Paul Clark's efficient and intelligent survey titled Reinventing China looks at the films and careers of China's group of film directors who came to fame in the late 1980s and 1990s.
The fame was sometimes relative, but the most celebrated of them -- Zhang Yimou (
Clark, who is a Professor of Chinese at the University of Auckland, claims he got the idea for this new book while standing waist-deep at the quieter end of Hawaii's Waikiki Beach alongside Zhang and Chen -- enviable access to your celebrated subject-matter, you might think. But Clark is something of an authority on this subject and is the author of the much more extensive survey Chinese Cinema: Culture and Politics Since 1949.
That book was published by Cambridge University Press in 1987 and it's a fair guess that Clark offered this new book, in many ways an up-dating of the older one, to the same publisher.
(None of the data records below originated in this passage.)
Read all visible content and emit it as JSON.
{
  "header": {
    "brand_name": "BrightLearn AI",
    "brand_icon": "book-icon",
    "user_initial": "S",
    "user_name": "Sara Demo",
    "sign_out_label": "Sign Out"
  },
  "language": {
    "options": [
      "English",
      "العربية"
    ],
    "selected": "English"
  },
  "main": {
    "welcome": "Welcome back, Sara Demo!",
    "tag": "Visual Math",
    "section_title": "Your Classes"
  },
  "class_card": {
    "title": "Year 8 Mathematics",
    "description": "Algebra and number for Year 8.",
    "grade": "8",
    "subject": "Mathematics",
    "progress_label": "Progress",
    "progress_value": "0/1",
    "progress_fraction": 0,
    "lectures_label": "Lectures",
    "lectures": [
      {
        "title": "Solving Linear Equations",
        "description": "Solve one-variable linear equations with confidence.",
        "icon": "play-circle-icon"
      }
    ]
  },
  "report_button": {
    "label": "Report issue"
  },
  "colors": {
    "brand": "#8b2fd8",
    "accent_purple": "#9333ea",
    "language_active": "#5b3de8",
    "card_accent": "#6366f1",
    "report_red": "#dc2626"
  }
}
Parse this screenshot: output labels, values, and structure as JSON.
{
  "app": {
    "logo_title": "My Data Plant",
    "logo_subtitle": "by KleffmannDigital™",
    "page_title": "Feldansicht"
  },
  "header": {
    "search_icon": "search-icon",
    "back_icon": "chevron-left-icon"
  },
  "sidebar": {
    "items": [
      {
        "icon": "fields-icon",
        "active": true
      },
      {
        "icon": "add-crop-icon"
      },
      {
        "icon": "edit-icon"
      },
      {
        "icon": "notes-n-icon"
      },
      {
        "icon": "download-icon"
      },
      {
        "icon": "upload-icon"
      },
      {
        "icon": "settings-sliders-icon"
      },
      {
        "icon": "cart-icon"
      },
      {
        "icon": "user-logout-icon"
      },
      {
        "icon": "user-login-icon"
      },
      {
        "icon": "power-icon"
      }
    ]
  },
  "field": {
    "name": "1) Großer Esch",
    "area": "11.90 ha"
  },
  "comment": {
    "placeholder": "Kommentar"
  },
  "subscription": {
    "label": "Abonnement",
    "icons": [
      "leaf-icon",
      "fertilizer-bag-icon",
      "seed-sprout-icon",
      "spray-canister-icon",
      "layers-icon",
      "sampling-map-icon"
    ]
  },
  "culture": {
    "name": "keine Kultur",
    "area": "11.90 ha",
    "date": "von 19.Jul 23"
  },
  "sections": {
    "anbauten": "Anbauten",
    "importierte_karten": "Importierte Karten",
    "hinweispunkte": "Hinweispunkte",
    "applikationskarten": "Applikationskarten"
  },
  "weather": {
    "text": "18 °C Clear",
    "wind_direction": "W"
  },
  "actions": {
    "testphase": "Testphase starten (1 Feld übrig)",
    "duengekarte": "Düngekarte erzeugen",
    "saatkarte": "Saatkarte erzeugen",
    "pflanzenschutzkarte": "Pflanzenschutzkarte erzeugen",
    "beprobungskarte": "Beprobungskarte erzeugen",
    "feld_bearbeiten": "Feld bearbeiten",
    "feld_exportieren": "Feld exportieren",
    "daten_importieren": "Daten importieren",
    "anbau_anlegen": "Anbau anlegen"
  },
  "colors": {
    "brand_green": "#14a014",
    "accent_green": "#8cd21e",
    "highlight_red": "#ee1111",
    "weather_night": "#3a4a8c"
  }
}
That it has ended up appearing under the imprint of the far smaller Chinese University Press in Hong Kong should not necessarily be seen as saying something about its relative quality. Publishers' criteria for taking on books change by the day and the Hong Kong outfit has done a good job in terms of presentation and paper quality.
Not only Zhang and Chen but all the eight other filmmakers featured in this book enrolled in the Beijing Film Academy in the same year, 1978, and graduated four years later. The academy was, at the time, China's only film school. The book, then, is in the way of being what Clark calls a "collective biography" of a generation. Mao Zedong had died in September 1976, and his widow and her associates had been arrested the following month. China was thus clearly set for change, and the halt to that change that was to come in Tiananmen Square on June 4, 1989, was still some way off. That a new kind of film was to emerge was virtually inevitable.
What was new about the films produced by this generation was that, for the first time in 40 years, they were not the products of a hard-line ideology. On the other hand, Clark makes the point that the students of this era had not had an unenviable upbringing. Their childhoods had taken place in the 1950s and early 1960s, what Clark calls "generally happy times," largely optimistic though inevitably politically-charged. These were the heady days of revolution, comparable to those early on in the revolutions in France and Russia, when all things seemed possible and the future a promised land.
All that disappeared in 1966 with the onset of the Cultural Revolution, followed in 1968 by the initiation of the scheme that was to influence a whole generation, the sending down to the countryside of 17 million of the nation's often relatively privileged urban youth.
Most of the filmmakers featured in this book were in their early teens in 1968. Not all their families were of equal revolutionary standing, however. Zhang's father had been an officer in Chiang Kai-shek's (蔣介石) Nationalist army prior to 1949 and earned a living doing odd jobs.
His status was further reduced by the fact that his eldest brother had fled to Taiwan in 1948. Zhang's mother was a professional dermatologist, but both parents were sent to the mountainous interior in the late 1960s -- a result of perceived anti-revolutionary crimes, and Zhang himself was labeled the "son of a dog" by Red Guards.